Input material:
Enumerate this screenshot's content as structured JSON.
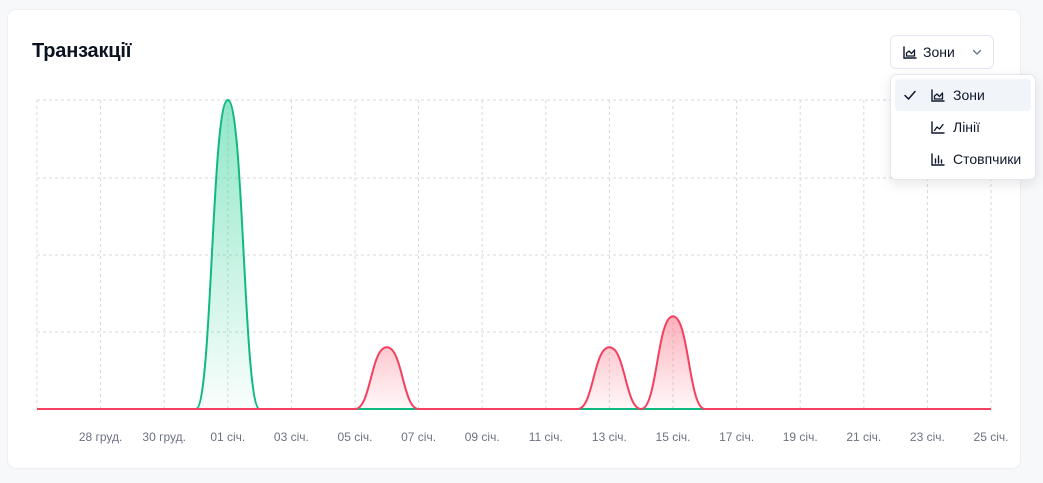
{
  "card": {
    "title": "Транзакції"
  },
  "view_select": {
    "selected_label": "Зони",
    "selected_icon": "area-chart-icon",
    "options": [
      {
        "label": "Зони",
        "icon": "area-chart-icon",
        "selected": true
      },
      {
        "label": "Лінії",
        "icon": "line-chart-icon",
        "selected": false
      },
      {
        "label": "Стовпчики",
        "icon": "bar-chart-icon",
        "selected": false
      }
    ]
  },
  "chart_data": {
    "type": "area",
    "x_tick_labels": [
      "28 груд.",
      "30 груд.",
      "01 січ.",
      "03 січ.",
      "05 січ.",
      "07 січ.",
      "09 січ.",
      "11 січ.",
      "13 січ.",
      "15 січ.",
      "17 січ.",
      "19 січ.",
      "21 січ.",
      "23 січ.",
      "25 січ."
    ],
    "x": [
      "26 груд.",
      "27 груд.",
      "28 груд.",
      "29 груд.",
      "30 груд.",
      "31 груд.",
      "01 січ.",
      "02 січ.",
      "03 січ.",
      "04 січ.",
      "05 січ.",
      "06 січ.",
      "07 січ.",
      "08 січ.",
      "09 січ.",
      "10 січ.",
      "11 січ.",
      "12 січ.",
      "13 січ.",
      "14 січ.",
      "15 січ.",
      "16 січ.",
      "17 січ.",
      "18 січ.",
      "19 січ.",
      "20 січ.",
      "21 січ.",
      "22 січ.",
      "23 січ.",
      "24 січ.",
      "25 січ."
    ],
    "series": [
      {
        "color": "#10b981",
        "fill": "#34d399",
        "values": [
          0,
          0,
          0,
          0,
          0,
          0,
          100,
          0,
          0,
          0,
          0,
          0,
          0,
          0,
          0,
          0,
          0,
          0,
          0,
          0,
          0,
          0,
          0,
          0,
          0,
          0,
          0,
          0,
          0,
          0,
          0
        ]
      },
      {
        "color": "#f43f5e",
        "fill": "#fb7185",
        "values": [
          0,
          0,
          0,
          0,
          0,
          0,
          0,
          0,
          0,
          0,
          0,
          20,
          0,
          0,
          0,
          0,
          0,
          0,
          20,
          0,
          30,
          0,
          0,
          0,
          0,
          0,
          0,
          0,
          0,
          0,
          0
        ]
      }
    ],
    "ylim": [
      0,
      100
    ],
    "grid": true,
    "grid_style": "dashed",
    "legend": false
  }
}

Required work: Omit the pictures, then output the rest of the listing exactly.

Answer space:
Enumerate this screenshot's content as structured JSON.
{
  "card": {
    "title": "Транзакції"
  },
  "view_select": {
    "selected_label": "Зони",
    "selected_icon": "area-chart-icon",
    "options": [
      {
        "label": "Зони",
        "icon": "area-chart-icon",
        "selected": true
      },
      {
        "label": "Лінії",
        "icon": "line-chart-icon",
        "selected": false
      },
      {
        "label": "Стовпчики",
        "icon": "bar-chart-icon",
        "selected": false
      }
    ]
  },
  "chart_data": {
    "type": "area",
    "x_tick_labels": [
      "28 груд.",
      "30 груд.",
      "01 січ.",
      "03 січ.",
      "05 січ.",
      "07 січ.",
      "09 січ.",
      "11 січ.",
      "13 січ.",
      "15 січ.",
      "17 січ.",
      "19 січ.",
      "21 січ.",
      "23 січ.",
      "25 січ."
    ],
    "x": [
      "26 груд.",
      "27 груд.",
      "28 груд.",
      "29 груд.",
      "30 груд.",
      "31 груд.",
      "01 січ.",
      "02 січ.",
      "03 січ.",
      "04 січ.",
      "05 січ.",
      "06 січ.",
      "07 січ.",
      "08 січ.",
      "09 січ.",
      "10 січ.",
      "11 січ.",
      "12 січ.",
      "13 січ.",
      "14 січ.",
      "15 січ.",
      "16 січ.",
      "17 січ.",
      "18 січ.",
      "19 січ.",
      "20 січ.",
      "21 січ.",
      "22 січ.",
      "23 січ.",
      "24 січ.",
      "25 січ."
    ],
    "series": [
      {
        "color": "#10b981",
        "fill": "#34d399",
        "values": [
          0,
          0,
          0,
          0,
          0,
          0,
          100,
          0,
          0,
          0,
          0,
          0,
          0,
          0,
          0,
          0,
          0,
          0,
          0,
          0,
          0,
          0,
          0,
          0,
          0,
          0,
          0,
          0,
          0,
          0,
          0
        ]
      },
      {
        "color": "#f43f5e",
        "fill": "#fb7185",
        "values": [
          0,
          0,
          0,
          0,
          0,
          0,
          0,
          0,
          0,
          0,
          0,
          20,
          0,
          0,
          0,
          0,
          0,
          0,
          20,
          0,
          30,
          0,
          0,
          0,
          0,
          0,
          0,
          0,
          0,
          0,
          0
        ]
      }
    ],
    "ylim": [
      0,
      100
    ],
    "grid": true,
    "grid_style": "dashed",
    "legend": false
  }
}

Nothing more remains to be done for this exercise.